With Ledbetter standing by his side, Obama said she lost more than $200,000 in salary, and even more in pension and Social Security benefits that she "still feels today." He then signed the measure that effectively nullifies a 2007 Supreme Court decision and makes it easier for workers to sue for discrimination by allowing them more time to do so.


Anahi DeCanio
Anahi DeCanio
Estados Unidos

Its only a beginning...

I am an ex Wall Streeter and part of the infamous gender discrimination and sexual harassment lawsuit known as "the boom boom room"

Even though the laws are clear, the system laden with roadblocks and loopholes to let corporate America circumvent justice. I know - I'm waiting 13 years for equality and fairness!

All I have to say will not fit in this limited space. Empty promises are made over and over again where the "masters of the universe" follow their road of choice using intimidation through strong arm tactics or appeasing women with settlements of pennies for every dollar the women were owed. Its not enough to have the laws on the books when corporate America prefers to use their tax payer funded top gun law firms to circumvent justice instead.

We need to be vigilant and speak up to make sure they are enforced. The Sunday New York Times of February 8, 2009 has an article on page 12 of - Week in Review - entitled "Mistresses of the Universe" written by Nicholas Kristoff. The author validates what Women on Wall have known for years and likens banking boardrooms and staff meetings as "urologists' waiting rooms".

He jokes about Lehman's better odds for survival if it had been called Lehman Sisters or at the very least Lehman Brothers and Sisters. He refers to a report by The Journal of Economic Theory which summarized that there is a strong concensus that diverse groups perform better at problem solving.

Considering that the international banking system at the hands of mostly men has put the entire welfare of the world in peril I urge all of us to not let the passing of this bill be just a symbolic act.

If you'd like to read more about the inner workings of gender discrimination and sexual harrassment on Wall Street, I'd like to suggest you read Tales From the Boom Boom Room by journalist and author Susan Antilla.

Susmita Barua
Susmita Barua
Estados Unidos

Change the system to make it inclusive

I am not surprised since the whole banking fianacial system is a legacy of patriarchal colonial domination paradigm. May be it is time for conscious women and men to get together and change the system.

Search for my blog with article on "Deep Conscious Capitalism"

More About Lilly Ledbetter

Thank you for all of your comments.

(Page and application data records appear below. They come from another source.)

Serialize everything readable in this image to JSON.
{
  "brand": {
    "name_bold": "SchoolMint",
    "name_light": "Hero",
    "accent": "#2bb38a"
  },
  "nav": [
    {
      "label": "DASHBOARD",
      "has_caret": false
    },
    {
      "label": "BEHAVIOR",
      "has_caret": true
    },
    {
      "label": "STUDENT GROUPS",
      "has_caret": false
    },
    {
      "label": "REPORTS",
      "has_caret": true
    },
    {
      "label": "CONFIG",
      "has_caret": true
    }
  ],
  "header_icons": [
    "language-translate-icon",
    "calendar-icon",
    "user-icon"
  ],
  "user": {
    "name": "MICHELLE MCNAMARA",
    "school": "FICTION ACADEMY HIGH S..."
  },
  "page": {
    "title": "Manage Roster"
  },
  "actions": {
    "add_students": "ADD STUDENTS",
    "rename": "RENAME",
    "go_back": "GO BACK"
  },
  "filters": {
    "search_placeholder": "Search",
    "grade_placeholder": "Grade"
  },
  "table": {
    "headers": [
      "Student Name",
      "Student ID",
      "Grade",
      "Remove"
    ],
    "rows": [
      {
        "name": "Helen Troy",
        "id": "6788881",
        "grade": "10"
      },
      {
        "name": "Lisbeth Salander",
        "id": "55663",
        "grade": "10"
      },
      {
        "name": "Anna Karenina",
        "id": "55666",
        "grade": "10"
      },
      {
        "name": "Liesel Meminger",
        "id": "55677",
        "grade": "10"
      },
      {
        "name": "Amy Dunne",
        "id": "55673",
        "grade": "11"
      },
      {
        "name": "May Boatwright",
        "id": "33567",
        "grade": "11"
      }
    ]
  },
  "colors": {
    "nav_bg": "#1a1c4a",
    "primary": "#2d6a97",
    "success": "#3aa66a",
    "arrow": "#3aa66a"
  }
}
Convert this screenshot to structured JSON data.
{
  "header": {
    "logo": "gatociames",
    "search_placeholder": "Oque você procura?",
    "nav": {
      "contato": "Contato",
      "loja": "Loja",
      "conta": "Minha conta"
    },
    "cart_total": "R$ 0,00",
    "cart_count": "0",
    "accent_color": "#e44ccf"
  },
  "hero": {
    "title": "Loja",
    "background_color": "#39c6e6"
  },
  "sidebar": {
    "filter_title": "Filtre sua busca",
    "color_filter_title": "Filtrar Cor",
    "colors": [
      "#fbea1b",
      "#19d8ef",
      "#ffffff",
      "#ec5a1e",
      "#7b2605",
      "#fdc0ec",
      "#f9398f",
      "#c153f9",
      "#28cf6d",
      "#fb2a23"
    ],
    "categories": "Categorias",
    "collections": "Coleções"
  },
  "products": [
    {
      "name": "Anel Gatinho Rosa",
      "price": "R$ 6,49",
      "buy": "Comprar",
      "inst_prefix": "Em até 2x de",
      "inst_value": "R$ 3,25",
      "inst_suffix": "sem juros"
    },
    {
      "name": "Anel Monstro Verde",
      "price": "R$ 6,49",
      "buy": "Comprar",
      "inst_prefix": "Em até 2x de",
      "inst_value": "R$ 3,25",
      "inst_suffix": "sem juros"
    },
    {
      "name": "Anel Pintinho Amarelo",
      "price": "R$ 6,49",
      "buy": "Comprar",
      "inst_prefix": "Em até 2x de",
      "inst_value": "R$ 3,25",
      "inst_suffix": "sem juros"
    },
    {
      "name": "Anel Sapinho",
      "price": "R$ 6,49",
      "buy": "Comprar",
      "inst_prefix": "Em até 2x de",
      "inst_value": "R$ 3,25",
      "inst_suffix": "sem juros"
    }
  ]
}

Here is an article in Women's Enews to learn more about Lilly Ledbetter.

Anahi DeCanio
Anahi DeCanio
Estados Unidos

Discrimination Against Women Continues on Wall Street.

Etiquetas: boom boom room, Wall street, sexual harrasment, gender discrimination lawsuits, Wall Street gender lawsuits, Citi, citigroup, Orrick, Susan Antilla, Tales from the Boom Room, Pam Martens, Smith Barney

Iniciar sesión